# WHAT NEEDS TO BE DONE
Restate the records in their entirety, word for word.
---------- GIVEN INFORMATION
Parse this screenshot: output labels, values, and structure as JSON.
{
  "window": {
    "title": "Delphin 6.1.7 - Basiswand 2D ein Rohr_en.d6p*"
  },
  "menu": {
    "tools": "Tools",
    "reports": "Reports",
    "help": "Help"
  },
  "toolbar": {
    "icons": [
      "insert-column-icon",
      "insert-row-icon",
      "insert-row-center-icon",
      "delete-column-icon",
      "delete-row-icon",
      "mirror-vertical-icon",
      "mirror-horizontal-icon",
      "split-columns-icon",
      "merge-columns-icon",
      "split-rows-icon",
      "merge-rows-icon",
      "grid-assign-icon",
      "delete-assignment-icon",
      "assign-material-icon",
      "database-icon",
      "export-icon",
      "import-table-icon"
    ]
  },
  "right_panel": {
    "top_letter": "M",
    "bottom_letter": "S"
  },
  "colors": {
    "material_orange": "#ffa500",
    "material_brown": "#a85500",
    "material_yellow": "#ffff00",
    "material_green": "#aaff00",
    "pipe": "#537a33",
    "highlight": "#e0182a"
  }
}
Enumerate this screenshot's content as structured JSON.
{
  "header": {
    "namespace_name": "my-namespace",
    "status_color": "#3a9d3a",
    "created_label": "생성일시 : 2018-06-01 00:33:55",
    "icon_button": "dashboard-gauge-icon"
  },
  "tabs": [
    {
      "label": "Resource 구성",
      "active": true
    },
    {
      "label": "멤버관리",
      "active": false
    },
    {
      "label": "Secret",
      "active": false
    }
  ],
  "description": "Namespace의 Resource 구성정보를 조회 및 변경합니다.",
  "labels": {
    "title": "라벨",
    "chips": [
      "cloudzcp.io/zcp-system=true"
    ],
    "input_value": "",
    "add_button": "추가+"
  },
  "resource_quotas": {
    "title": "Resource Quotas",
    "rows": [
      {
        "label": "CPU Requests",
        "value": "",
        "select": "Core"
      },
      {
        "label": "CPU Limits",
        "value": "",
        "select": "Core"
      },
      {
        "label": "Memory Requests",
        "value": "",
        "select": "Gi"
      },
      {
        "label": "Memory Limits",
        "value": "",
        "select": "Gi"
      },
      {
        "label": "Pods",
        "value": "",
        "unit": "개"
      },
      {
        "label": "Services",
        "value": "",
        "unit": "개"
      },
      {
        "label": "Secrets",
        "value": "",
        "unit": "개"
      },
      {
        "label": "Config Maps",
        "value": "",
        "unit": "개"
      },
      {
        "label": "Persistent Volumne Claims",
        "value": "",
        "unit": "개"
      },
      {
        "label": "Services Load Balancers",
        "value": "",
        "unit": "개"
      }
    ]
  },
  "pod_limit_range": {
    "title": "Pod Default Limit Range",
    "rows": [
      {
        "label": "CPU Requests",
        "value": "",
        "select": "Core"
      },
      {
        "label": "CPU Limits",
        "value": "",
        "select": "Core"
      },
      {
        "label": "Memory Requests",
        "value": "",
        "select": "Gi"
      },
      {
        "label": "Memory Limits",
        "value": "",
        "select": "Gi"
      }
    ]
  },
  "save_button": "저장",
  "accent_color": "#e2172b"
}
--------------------
# EXPECTED ANSWER
Parse this screenshot: output labels, values, and structure as JSON.
{
  "window": {
    "title": "Delphin 6.1.7 - Basiswand 2D ein Rohr_en.d6p*"
  },
  "menu": {
    "tools": "Tools",
    "reports": "Reports",
    "help": "Help"
  },
  "toolbar": {
    "icons": [
      "insert-column-icon",
      "insert-row-icon",
      "insert-row-center-icon",
      "delete-column-icon",
      "delete-row-icon",
      "mirror-vertical-icon",
      "mirror-horizontal-icon",
      "split-columns-icon",
      "merge-columns-icon",
      "split-rows-icon",
      "merge-rows-icon",
      "grid-assign-icon",
      "delete-assignment-icon",
      "assign-material-icon",
      "database-icon",
      "export-icon",
      "import-table-icon"
    ]
  },
  "right_panel": {
    "top_letter": "M",
    "bottom_letter": "S"
  },
  "colors": {
    "material_orange": "#ffa500",
    "material_brown": "#a85500",
    "material_yellow": "#ffff00",
    "material_green": "#aaff00",
    "pipe": "#537a33",
    "highlight": "#e0182a"
  }
}
Enumerate this screenshot's content as structured JSON.
{
  "header": {
    "namespace_name": "my-namespace",
    "status_color": "#3a9d3a",
    "created_label": "생성일시 : 2018-06-01 00:33:55",
    "icon_button": "dashboard-gauge-icon"
  },
  "tabs": [
    {
      "label": "Resource 구성",
      "active": true
    },
    {
      "label": "멤버관리",
      "active": false
    },
    {
      "label": "Secret",
      "active": false
    }
  ],
  "description": "Namespace의 Resource 구성정보를 조회 및 변경합니다.",
  "labels": {
    "title": "라벨",
    "chips": [
      "cloudzcp.io/zcp-system=true"
    ],
    "input_value": "",
    "add_button": "추가+"
  },
  "resource_quotas": {
    "title": "Resource Quotas",
    "rows": [
      {
        "label": "CPU Requests",
        "value": "",
        "select": "Core"
      },
      {
        "label": "CPU Limits",
        "value": "",
        "select": "Core"
      },
      {
        "label": "Memory Requests",
        "value": "",
        "select": "Gi"
      },
      {
        "label": "Memory Limits",
        "value": "",
        "select": "Gi"
      },
      {
        "label": "Pods",
        "value": "",
        "unit": "개"
      },
      {
        "label": "Services",
        "value": "",
        "unit": "개"
      },
      {
        "label": "Secrets",
        "value": "",
        "unit": "개"
      },
      {
        "label": "Config Maps",
        "value": "",
        "unit": "개"
      },
      {
        "label": "Persistent Volumne Claims",
        "value": "",
        "unit": "개"
      },
      {
        "label": "Services Load Balancers",
        "value": "",
        "unit": "개"
      }
    ]
  },
  "pod_limit_range": {
    "title": "Pod Default Limit Range",
    "rows": [
      {
        "label": "CPU Requests",
        "value": "",
        "select": "Core"
      },
      {
        "label": "CPU Limits",
        "value": "",
        "select": "Core"
      },
      {
        "label": "Memory Requests",
        "value": "",
        "select": "Gi"
      },
      {
        "label": "Memory Limits",
        "value": "",
        "select": "Gi"
      }
    ]
  },
  "save_button": "저장",
  "accent_color": "#e2172b"
}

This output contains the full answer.